Assessments had been plummeting in Wayne County since the housing crisis hit in earnest in 2008. This year marks the first time since 2007 that overall property assessments have risen in all three counties. Still, taxable value assessments are expected to be off by around $12 billion — 25 percent — from 2007 when the numbers are finalized in May.
“While improving property values are great news for homeowners, there’s no question that property tax revenue continues to be substantially below 2008 levels and it’s going to be a long road back,” Wayne County Executive Robert Ficano said in a statement. “We’re hoping this year the governor and Legislature will take a serious look at how municipal services are funded. The state has benefited from a recovering economy and is operating with a surplus, while many communities throughout the state are barely surviving.”
Assessments varied widely by community, especially in Wayne County. Residential values in Detroit and the older communities nearest the city continued to fall: Ecorse, Highland Park, Inkster and River Rouge each fell by more than 17 percent. Detroit fell by nearly 15 percent.
The biggest gains in residential values came in Northville and Northville Township. Values rose more than 12 percent in the city and nearly 9 percent in the township.
“I’m not surprised,” said Northville Mayor Christopher Johnson. “It demonstrates that Northville is a great place to live and work and it shows that the community is still a desirable place to be.”
Between 2006 and 2012, Oakland County saw about a 50 percent drop in home prices, says Burt. “Now we’re coming back, but we’re not yet back to the level we were at in 2006,” he said.
The drop and subsequent rebound in values has paid off for some buyers.
Oxford resident Brian Kady bought a bank-owned house on Clear Lake two years ago that was three miles from his home. He spent less than $100,000 on the house, which he fixed up himself with the intention to sell when the market got better.
Last August, he sold the two-bedroom, 1,200-square-foot cottage for $186,000.
“I had no idea we’d be able to sell it this quickly and for as much as we sold it for,” said Kady, who is a sales manager for an auto supplier. “I bought it at the lowest point. This area, it’s definitely coming back.”
Although property assessments may be rising for many communities, that doesn’t mean municipal finances will recover anytime soon, said Eastpointe City Manager Steve Duchane.
Proposal A, a 1994 state law, ties property taxes to inflation while limiting the amount that a community can recapture in taxable value in a given year. This year, property value increases are capped at 1.6 percent by the state. For example, if a community’s property value improves 10 percent, it would be taxed as if it rose just 1.6 percent.
Therefore, says Duchane, “a community cannot recover (tax revenue) as quickly as it can fall.”
Eastpointe‘s residential values fell 3.75 percent, the most in Macomb County.

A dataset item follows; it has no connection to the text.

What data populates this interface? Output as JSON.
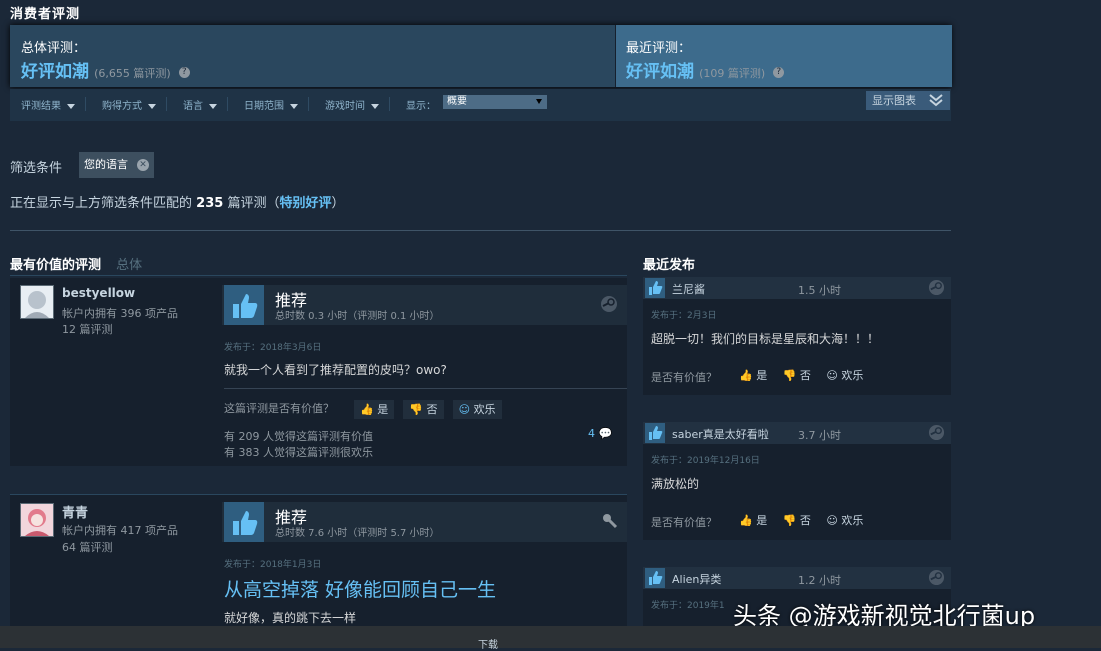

That’s better, however, than the 8.12 percent loss in 2012.
Duchane says Eastpointe has lost nearly half of its property value since 2008, with the typical homeowner paying $407 less in annual taxes since then.
He says as long as state law limits cities’ recovery, the money Eastpointe has to provide services will never return to what it was six years ago. “It’s like switching cabins on the Titanic,” said Duchane. “It really doesn’t do much except maybe offer a better view of the sinking.”
In Oakland County, the large jump in residential values helps offset a drop of about half a percentage point in commercial and industrial values, plus a $1.5 million loss from the phaseout of the personal property tax, said Dave Hieber, head of the county’s equalization division.
Steve Mellen, head of Macomb County’s equalization office, says industrial values fell about 1 percent, but he expects them to rebound too. Commercial values rose about 3.5 percent.
“Commercial and industrial dropped after residential so we’d expect them to rise later,” said Mellen. “I can see this is the bottom and commercial and industrial are going up.”